- _THE DATA_:
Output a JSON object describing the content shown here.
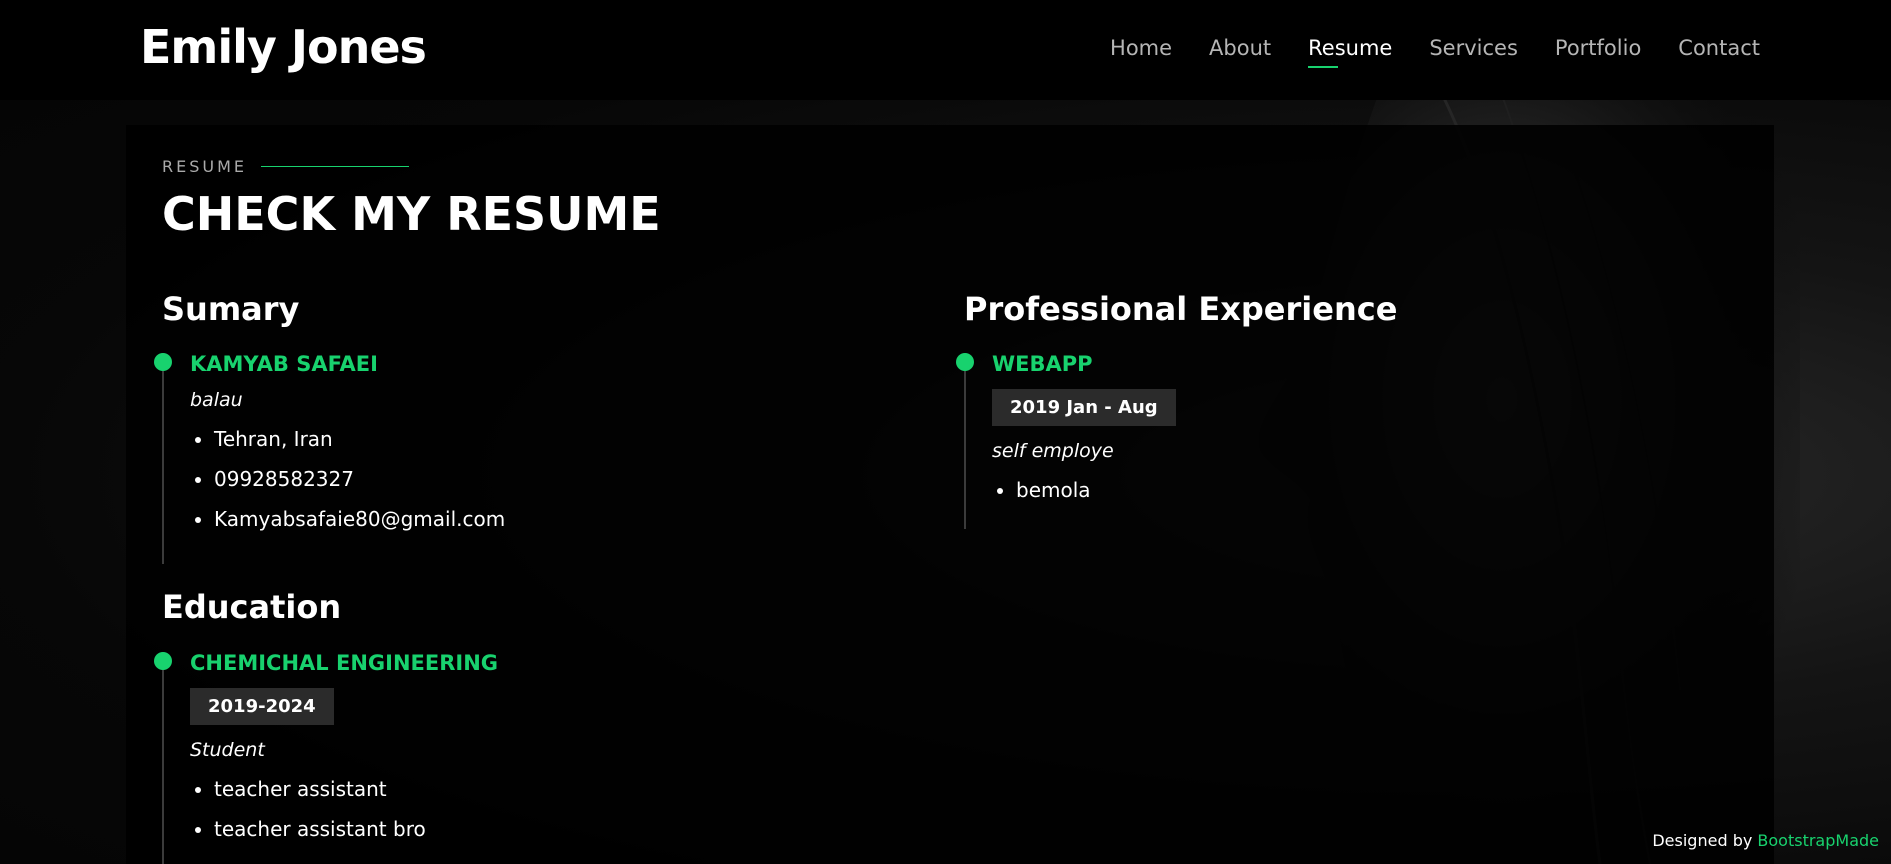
{
  "header": {
    "logo": "Emily Jones",
    "nav": [
      "Home",
      "About",
      "Resume",
      "Services",
      "Portfolio",
      "Contact"
    ],
    "active_nav": "Resume"
  },
  "resume": {
    "label": "RESUME",
    "title": "CHECK MY RESUME",
    "summary": {
      "heading": "Sumary",
      "name": "KAMYAB SAFAEI",
      "subtitle": "balau",
      "details": [
        "Tehran, Iran",
        "09928582327",
        "Kamyabsafaie80@gmail.com"
      ]
    },
    "education": {
      "heading": "Education",
      "title": "CHEMICHAL ENGINEERING",
      "period": "2019-2024",
      "subtitle": "Student",
      "details": [
        "teacher assistant",
        "teacher assistant bro"
      ]
    },
    "experience": {
      "heading": "Professional Experience",
      "title": "WEBAPP",
      "period": "2019 Jan - Aug",
      "subtitle": "self employe",
      "details": [
        "bemola"
      ]
    }
  },
  "credit": {
    "prefix": "Designed by",
    "link": "BootstrapMade"
  },
  "colors": {
    "accent": "#18d26e",
    "background": "#050505",
    "badge": "#2b2b2b"
  }
}
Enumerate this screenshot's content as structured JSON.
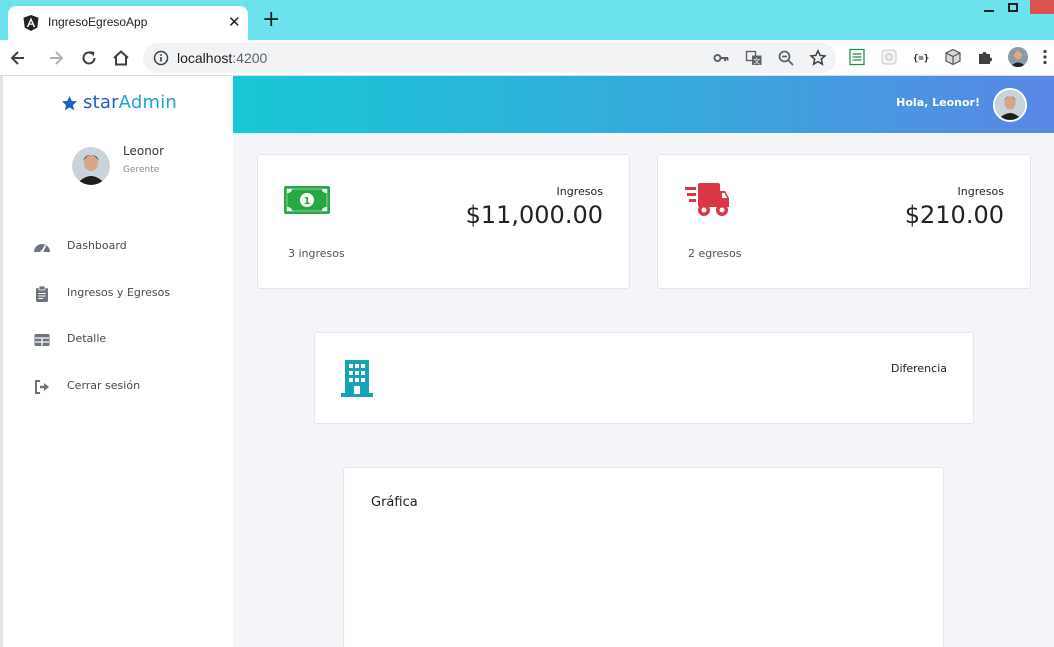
{
  "browser": {
    "tab_title": "IngresoEgresoApp",
    "tab_close": "✕",
    "new_tab": "+",
    "url_host": "localhost",
    "url_port": ":4200"
  },
  "sidebar": {
    "brand_part1": "star",
    "brand_part2": "Admin",
    "user_name": "Leonor",
    "user_role": "Gerente",
    "items": [
      {
        "label": "Dashboard",
        "icon": "dashboard-icon"
      },
      {
        "label": "Ingresos y Egresos",
        "icon": "clipboard-icon"
      },
      {
        "label": "Detalle",
        "icon": "table-icon"
      },
      {
        "label": "Cerrar sesión",
        "icon": "logout-icon"
      }
    ]
  },
  "header": {
    "greeting": "Hola, Leonor!"
  },
  "cards": {
    "ingresos": {
      "label": "Ingresos",
      "value": "$11,000.00",
      "sub": "3 ingresos",
      "icon": "money-bill-icon",
      "color": "#28a745"
    },
    "egresos": {
      "label": "Ingresos",
      "value": "$210.00",
      "sub": "2 egresos",
      "icon": "delivery-truck-icon",
      "color": "#dc3545"
    },
    "diferencia": {
      "label": "Diferencia",
      "icon": "building-icon",
      "color": "#17a2b8"
    },
    "grafica": {
      "title": "Gráfica"
    }
  },
  "colors": {
    "accent_blue": "#1aa6d8",
    "brand_dark": "#1f5fc8",
    "header_start": "#18c8d6",
    "header_end": "#5a86e6",
    "browser_frame": "#6ce2ed"
  }
}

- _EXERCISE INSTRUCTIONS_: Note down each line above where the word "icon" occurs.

- _RESULT FOR THIS EXERCISE_:
        "icon": "dashboard-icon"
        "icon": "clipboard-icon"
        "icon": "table-icon"
        "icon": "logout-icon"
      "icon": "money-bill-icon",
      "icon": "delivery-truck-icon",
      "icon": "building-icon",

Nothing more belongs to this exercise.